First, we show that public USB charging stations pose a significant privacy risk to smartphone users even when no data communication exists between the station and the user?s mobile device. We present a side-channel attack that allows a charging station to identify which webpages are loaded while the smartphone is charging. To evaluate this side-channel, we collected power traces of Alexa top 50 websites on multiple smartphones under several conditions, including: varied battery charging level, browser cache enabled/disabled, taps/no taps on the screen, WiFi/LTE, TLS encryption enabled/disabled, different amounts of time elapsed between collection of training and testing data, and various hosting locations of the website being visited. The results of our evaluation show that the attack is highly successful: in many settings, we were able to achieve over 90% accuracy on webpage identification. On the other hand, our experiments also show that this side-channel is sensitive to some of the aforementioned conditions.

Second, we introduce a new attack that allows a malicious charging station to identify which website is being visited by a smartphone user via Tor network. Our attack solely depends on power measurements performed while the user is charging her smartphone and does not require the adversary to observe any network traffic or to transfer data through the USB port. We evaluated the attack by training a machine learning model on power traces from 50 regular webpages and 50 Tor hidden services. We considered realistic constraints such as different Tor circuits types and battery charging levels. In our experiments, we were able to correctly identify webpages visited using the official mobile Tor browser with accuracy of up to 85.7% when the battery was fully charged, and up to 46% when the battery level was between 30% and 50%. Surprisingly, our results show that hidden services can be identified with higher accuracies than regular webpages.

Third, we propose a memory- and energy-efficient garbled circuit evaluation (MEG) mechanism on smartphones by transmitting the circuit data in bursts for secured two-party computation. We measured the energy consumption and execution time of MEG using different burst sizes, and we compared the results with existing circuit evaluation methods. The performance evaluation results show that the energy consumption of MEG is significantly lower than the current pipelining schemes and close to that of the no-pipelining method.
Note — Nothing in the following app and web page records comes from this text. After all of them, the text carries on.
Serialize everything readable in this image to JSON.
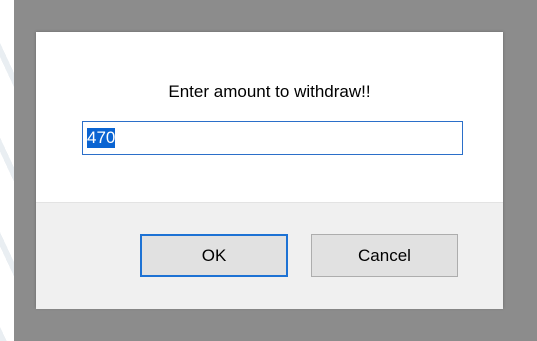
{
  "dialog": {
    "message": "Enter amount to withdraw!!",
    "input_value": "470",
    "ok_label": "OK",
    "cancel_label": "Cancel"
  },
  "colors": {
    "focus_border": "#1d72d4",
    "selection": "#0a64d2",
    "footer_bg": "#f0f0f0",
    "overlay": "#8c8c8c"
  }
}
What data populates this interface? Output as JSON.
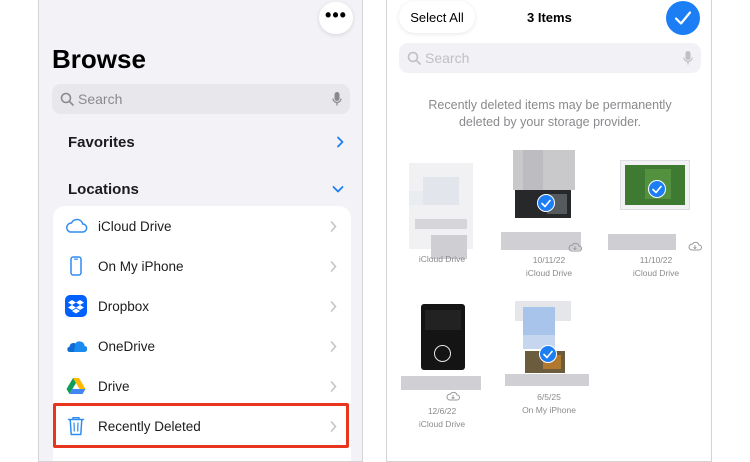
{
  "browse": {
    "title": "Browse",
    "search_placeholder": "Search",
    "favorites_label": "Favorites",
    "locations_label": "Locations",
    "locations": [
      {
        "label": "iCloud Drive",
        "icon": "icloud-icon"
      },
      {
        "label": "On My iPhone",
        "icon": "iphone-icon"
      },
      {
        "label": "Dropbox",
        "icon": "dropbox-icon"
      },
      {
        "label": "OneDrive",
        "icon": "onedrive-icon"
      },
      {
        "label": "Drive",
        "icon": "google-drive-icon"
      },
      {
        "label": "Recently Deleted",
        "icon": "trash-icon"
      }
    ]
  },
  "deleted": {
    "select_all_label": "Select All",
    "title": "3 Items",
    "search_placeholder": "Search",
    "notice_line1": "Recently deleted items may be permanently",
    "notice_line2": "deleted by your storage provider.",
    "files": [
      {
        "date": "",
        "location": "iCloud Drive",
        "selected": false
      },
      {
        "date": "10/11/22",
        "location": "iCloud Drive",
        "selected": true
      },
      {
        "date": "11/10/22",
        "location": "iCloud Drive",
        "selected": true
      },
      {
        "date": "12/6/22",
        "location": "iCloud Drive",
        "selected": false
      },
      {
        "date": "6/5/25",
        "location": "On My iPhone",
        "selected": true
      }
    ]
  },
  "colors": {
    "accent": "#1c7ef5",
    "highlight": "#e8351f"
  }
}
MEG also reduces the evaluation time significantly compared to the basic pipelining. We also evaluated two versions of MEG: single-thread, and multi-thread. We compared the energy consumption and time overhead of both versions. We found that the energy consumption of multi-thread MEG and single-thread MEG are close, but the execution time using multi-thread MEG is shorter and more consistent than using single-thread MEG, especially when the burst size is large.

Qing Yang is a Ph.D. candidate in the Department of Computer Science at William & Mary since the fall of 2011. He is working with Dr. Gang Zhou in the fields of mobile security and privacy protection. Before joining William & Mary, he received his B.S. in Computer Science from Civil Aviation University of China, and M.Eng. from Institute of Software, Chinese Academy of Sciences.